for Sustainable Development” envisages that for integrated water resources
planning and management, both “river basins management” at the macro level
and “watershed management” at the micro level should mutually complement
each other. But watershed management has not been receiving adequate attention
and funding in rain-fed areas. Rain-fed areas account for 70% of the net
cultivated area in India. About 30% of this area is under dryland agriculture
wherein the annual rainfall is under 400 mm only. Even if rivers are interlinked
canal irrigation cannot cover this entire area. By rainwater harvesting,
Israel has done wonders with only this much minimum rainfall, which can
be repeated in our country also. Developing Countries like India are still
to harness their water potential1. Against the annual precipitation of
4000 Billion Cubic Metres (BCM) occurring over the Indian landmass, the
available run-off is estimated as 1953 BCM. The balance is lost to atmosphere
by immediate evaporation and also to the ground as soil moisture. Out of
this 1953 BCM, the utilisable flow is only 1086 BCM comprising 690 BCM
of surface run-off and 396 BCM of replenishable ground water. While the
ground water is being over-exploited, it is possible to harness only about
250 BCM of river flows through major, medium and minor storages, allowing
the balance flow of more than 400 BCM (i.e. 60% of the surface run-off)
to be wasted to the sea every year. Such an enormous waste of this precious
natural resource is going to have a telling effect on the lifestyle of
the Indian people. According to one estimate tens of thousands of mini
rainwater harvesting structures need to be constructed within a limited
time period, to store the 400 BCM of river flows discharged into the sea
without being utilised. This is a better substitute – or, at least, a necessary
complement – for interlinking the rivers through canals as irrigation under
this would cover a wider area.
What is the guarantee of transparency and accountability at every stage? So far there have only been ominous signs of just the opposite. The Centre is flaunting such a mega project like interlinking of rivers without detailed surveys – which would take years to complete – and concrete cost-benefit assessment. Only a few maps, purported to have been taken out of the Hashim Commission report, are doing the rounds in the media. But it is claimed that the plan has been technically upheld by the Technical Advisory Committee of the Ministry of Water Resources, the Central Water Commission and the National Commission on Integrated Water Resources Development Plan and that the studies have been ratified by engineers, sociologists and economists and so on. If this is so, why these are shrouded by secrecy? Addressing a FICCI conference recently in March this year Suresh Prabhu made the astounding claim that the project for interlinking the rivers would create 35,000 to 40,000 MWs of hydel power. How? This he did not bother to explain. Pulling these numbers out of a hat might make a good pre-election gimmick, but this cannot be allowed to fool people. A.Vaidyanathan has rightly demanded that the least that Suresh Prabhu, head of the task force on interlinking rivers, could do is to make all the relevant reports and documents available to the public for a thorough scrutiny.

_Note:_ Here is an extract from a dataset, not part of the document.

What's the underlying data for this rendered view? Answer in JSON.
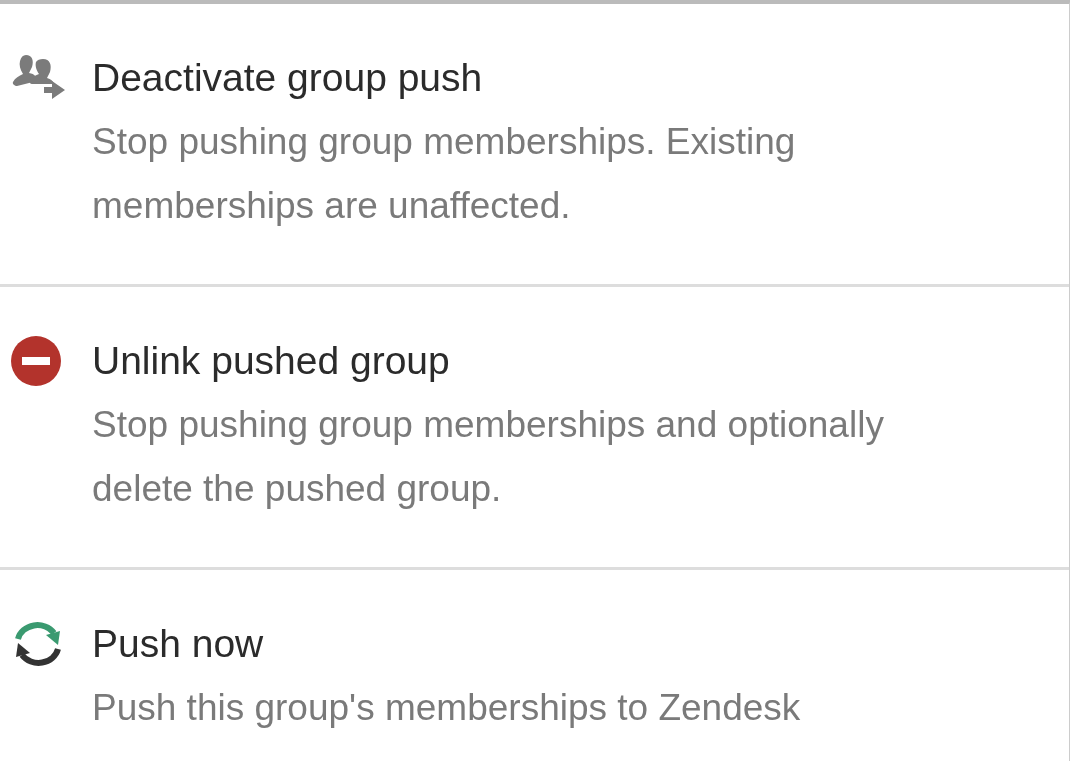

Water is an essential for all people. This is why corporations are so keen to make it a marketable commodity rather than a human right. It is also why it is imperative that all citizens must vigilantly on having an informed say in all matters pertaining to this precious resource, to make sure that policies are made to ensure water for all, not water which flows through people’s hands into the profit-making tanks of a few.